At some arbitrary time, we go to bed, me telling Anass that I should get to the Tetouan bus station by 11:30 the next morning. Unfortunately, while I get up by 9am, Anass doesn't get up until noon. I'm forced to take the 1:30 bus and lose two hours. Anass brings me to a taxi, we say our goodbyes (I wish I could have said goodbye to Nazir) and I'm on my way.

Now, don't let this paint Anass in a bad light, despite how the brushstrokes look. He was a genuinely nice guy, and he did everything he could to make me feel welcome, as far as he could tell. There were just two issues which really prevented this from working. First, he's a very social guy with many friends. In theory, this is great. More people to meet. But they're all comfortable speaking Arabic, why should they change for me? Unfortunately, that creates a barrier that I am uncomfortable with.

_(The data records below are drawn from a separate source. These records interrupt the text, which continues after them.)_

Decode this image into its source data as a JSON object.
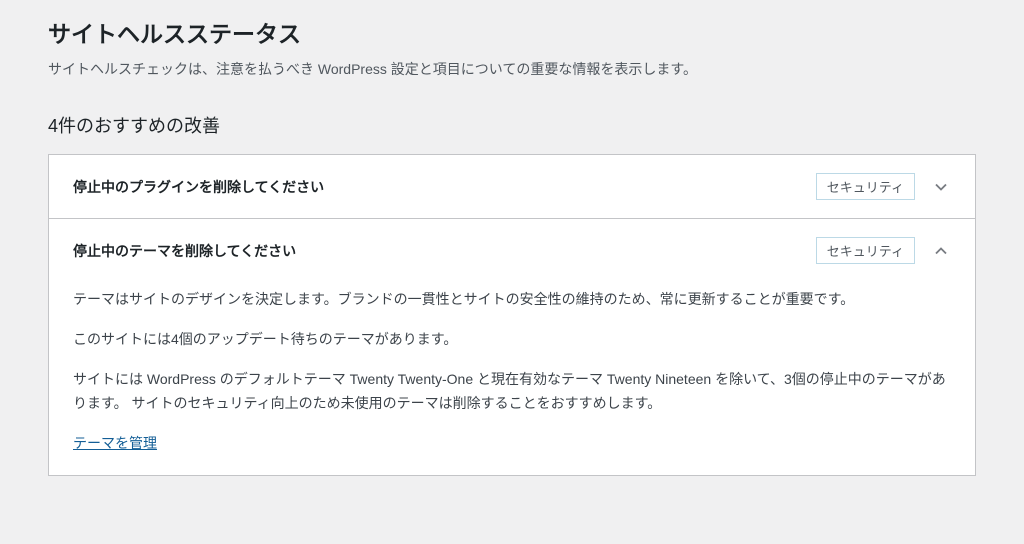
{
  "page": {
    "title": "サイトヘルスステータス",
    "description": "サイトヘルスチェックは、注意を払うべき WordPress 設定と項目についての重要な情報を表示します。"
  },
  "improvements": {
    "heading": "4件のおすすめの改善",
    "items": [
      {
        "title": "停止中のプラグインを削除してください",
        "badge": "セキュリティ",
        "expanded": false
      },
      {
        "title": "停止中のテーマを削除してください",
        "badge": "セキュリティ",
        "expanded": true,
        "body": {
          "p1": "テーマはサイトのデザインを決定します。ブランドの一貫性とサイトの安全性の維持のため、常に更新することが重要です。",
          "p2": "このサイトには4個のアップデート待ちのテーマがあります。",
          "p3": "サイトには WordPress のデフォルトテーマ Twenty Twenty-One と現在有効なテーマ Twenty Nineteen を除いて、3個の停止中のテーマがあります。 サイトのセキュリティ向上のため未使用のテーマは削除することをおすすめします。",
          "link_text": "テーマを管理"
        }
      }
    ]
  }
}
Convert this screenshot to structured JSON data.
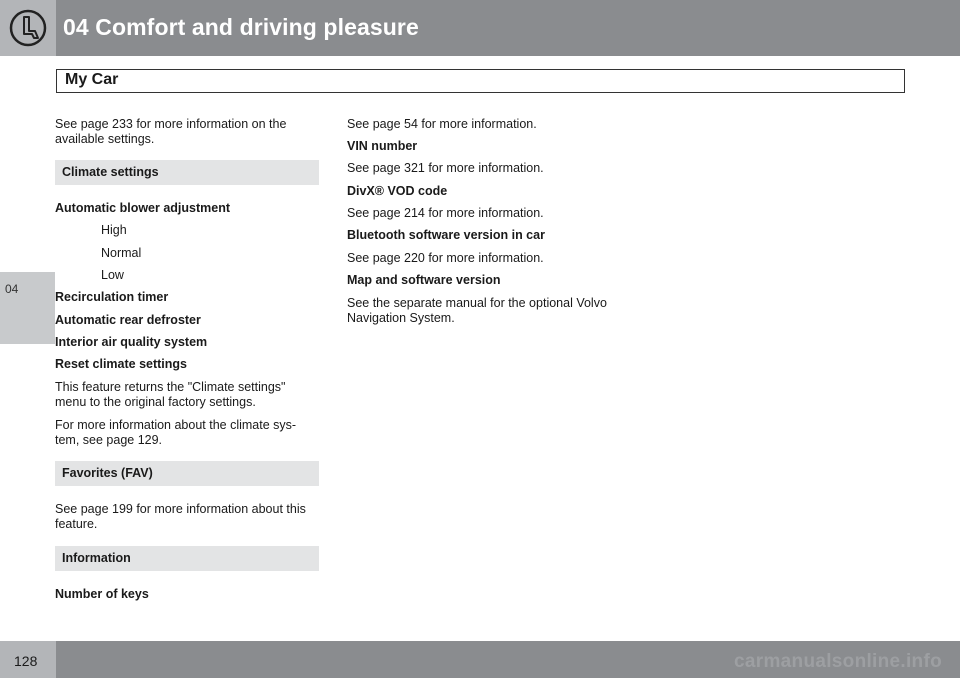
{
  "header": {
    "chapter_title": "04 Comfort and driving pleasure"
  },
  "section": {
    "title": "My Car"
  },
  "side_tab": {
    "label": "04"
  },
  "footer": {
    "page_number": "128",
    "watermark": "carmanualsonline.info"
  },
  "left_column": {
    "intro": [
      "See page 233 for more information on the",
      "available settings."
    ],
    "climate_heading": "Climate settings",
    "blower_heading": "Automatic blower adjustment",
    "blower_options": [
      "High",
      "Normal",
      "Low"
    ],
    "recirc": "Recirculation timer",
    "defroster": "Automatic rear defroster",
    "air_quality": "Interior air quality system",
    "reset": "Reset climate settings",
    "reset_text": [
      "This feature returns the \"Climate settings\"",
      "menu to the original factory settings."
    ],
    "more_info": [
      "For more information about the climate sys-",
      "tem, see page 129."
    ],
    "fav_heading": "Favorites (FAV)",
    "fav_text": [
      "See page 199 for more information about this",
      "feature."
    ],
    "info_heading": "Information",
    "keys": "Number of keys"
  },
  "right_column": {
    "keys_ref": "See page 54 for more information.",
    "vin": "VIN number",
    "vin_ref": "See page 321 for more information.",
    "divx": "DivX® VOD code",
    "divx_ref": "See page 214 for more information.",
    "bt": "Bluetooth software version in car",
    "bt_ref": "See page 220 for more information.",
    "map": "Map and software version",
    "map_text": [
      "See the separate manual for the optional Volvo",
      "Navigation System."
    ]
  }
}
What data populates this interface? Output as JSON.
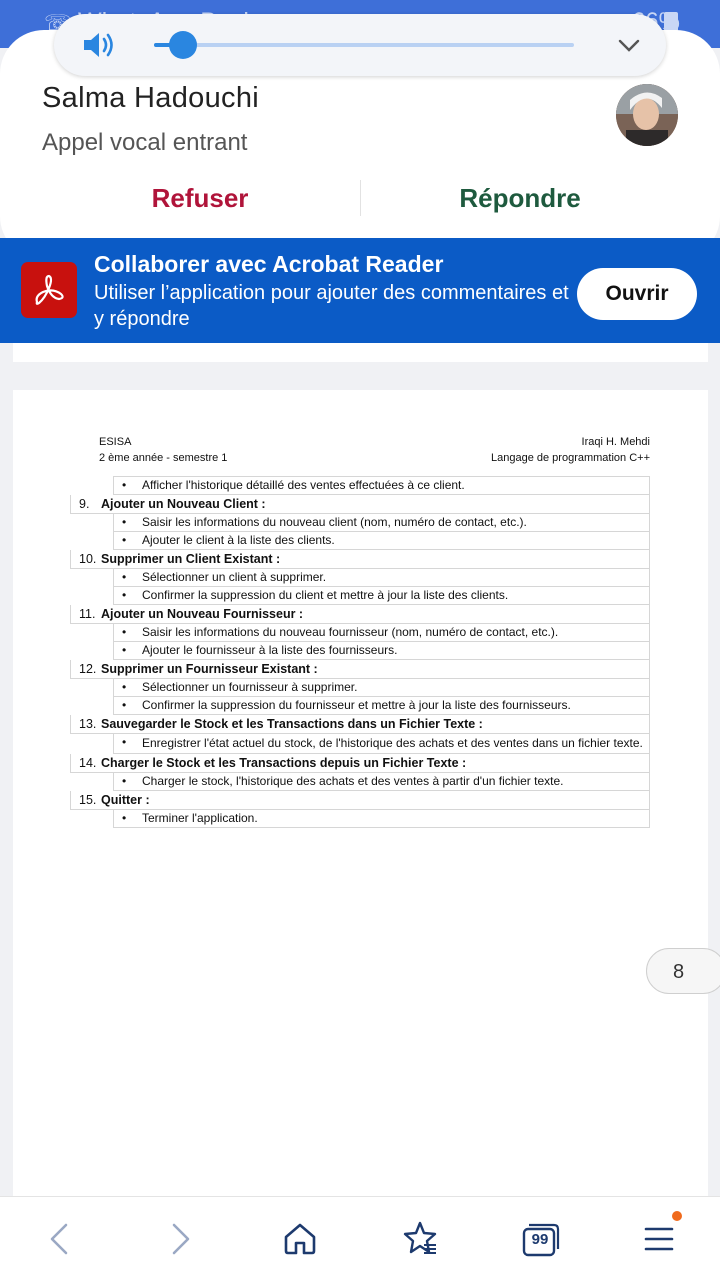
{
  "status_bar": {
    "app_name": "WhatsApp Business",
    "battery": "66%"
  },
  "call": {
    "caller_name": "Salma Hadouchi",
    "subtitle": "Appel vocal entrant",
    "decline_label": "Refuser",
    "answer_label": "Répondre"
  },
  "volume": {
    "level": 0.07
  },
  "banner": {
    "title": "Collaborer avec Acrobat Reader",
    "text": "Utiliser l’application pour ajouter des commentaires et y répondre",
    "open_label": "Ouvrir"
  },
  "document": {
    "header_left": [
      "ESISA",
      "2 ème année - semestre 1"
    ],
    "header_right": [
      "Iraqi H. Mehdi",
      "Langage de programmation C++"
    ],
    "first_bullet": "Afficher l'historique détaillé des ventes effectuées à ce client.",
    "items": [
      {
        "num": "9.",
        "title": "Ajouter un Nouveau Client :",
        "bullets": [
          "Saisir les informations du nouveau client (nom, numéro de contact, etc.).",
          "Ajouter le client à la liste des clients."
        ]
      },
      {
        "num": "10.",
        "title": "Supprimer un Client Existant :",
        "bullets": [
          "Sélectionner un client à supprimer.",
          "Confirmer la suppression du client et mettre à jour la liste des clients."
        ]
      },
      {
        "num": "11.",
        "title": "Ajouter un Nouveau Fournisseur :",
        "bullets": [
          "Saisir les informations du nouveau fournisseur (nom, numéro de contact, etc.).",
          "Ajouter le fournisseur à la liste des fournisseurs."
        ]
      },
      {
        "num": "12.",
        "title": "Supprimer un Fournisseur Existant :",
        "bullets": [
          "Sélectionner un fournisseur à supprimer.",
          "Confirmer la suppression du fournisseur et mettre à jour la liste des fournisseurs."
        ]
      },
      {
        "num": "13.",
        "title": "Sauvegarder le Stock et les Transactions dans un Fichier Texte :",
        "bullets": [
          "Enregistrer l'état actuel du stock, de l'historique des achats et des ventes dans un fichier texte."
        ]
      },
      {
        "num": "14.",
        "title": "Charger le Stock et les Transactions depuis un Fichier Texte :",
        "bullets": [
          "Charger le stock, l'historique des achats et des ventes à partir d'un fichier texte."
        ]
      },
      {
        "num": "15.",
        "title": "Quitter :",
        "bullets": [
          "Terminer l'application."
        ]
      }
    ],
    "page_number": "8"
  },
  "nav": {
    "tabs_count": "99"
  },
  "colors": {
    "accent_blue": "#0b5bc6",
    "decline_red": "#b0143a",
    "answer_green": "#1e5a3e",
    "acrobat_red": "#c8110e"
  }
}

The second thing is that Anass and his friends are college bachelors. A lot of what I described, from the messy environment to the smoking and everything, could just have easily taken place at UC Berkeley. But it's just not my style, and it never was, even when I was a college student.

Having new experiences can't change who you are, but they're worth having anyway, so I am thankful for this one, even if it wasn't my cup of Moroccan tea.

1 comment:

  1. Always interesting adventures, Andrew. It is funny how much similarity there is between college students. The scene you described is pretty reminiscent of the American college experience. From young people being glued to technology to hang outs in which a lot of people are doing random things even to the John Belushi-types. It goes to show that division lines develop as we get older. Perhaps its because we have more at stake in the world, but perhaps its because we get too set in our ways and our beliefs.

    On another note, the word of the day is now "Ciga-weed."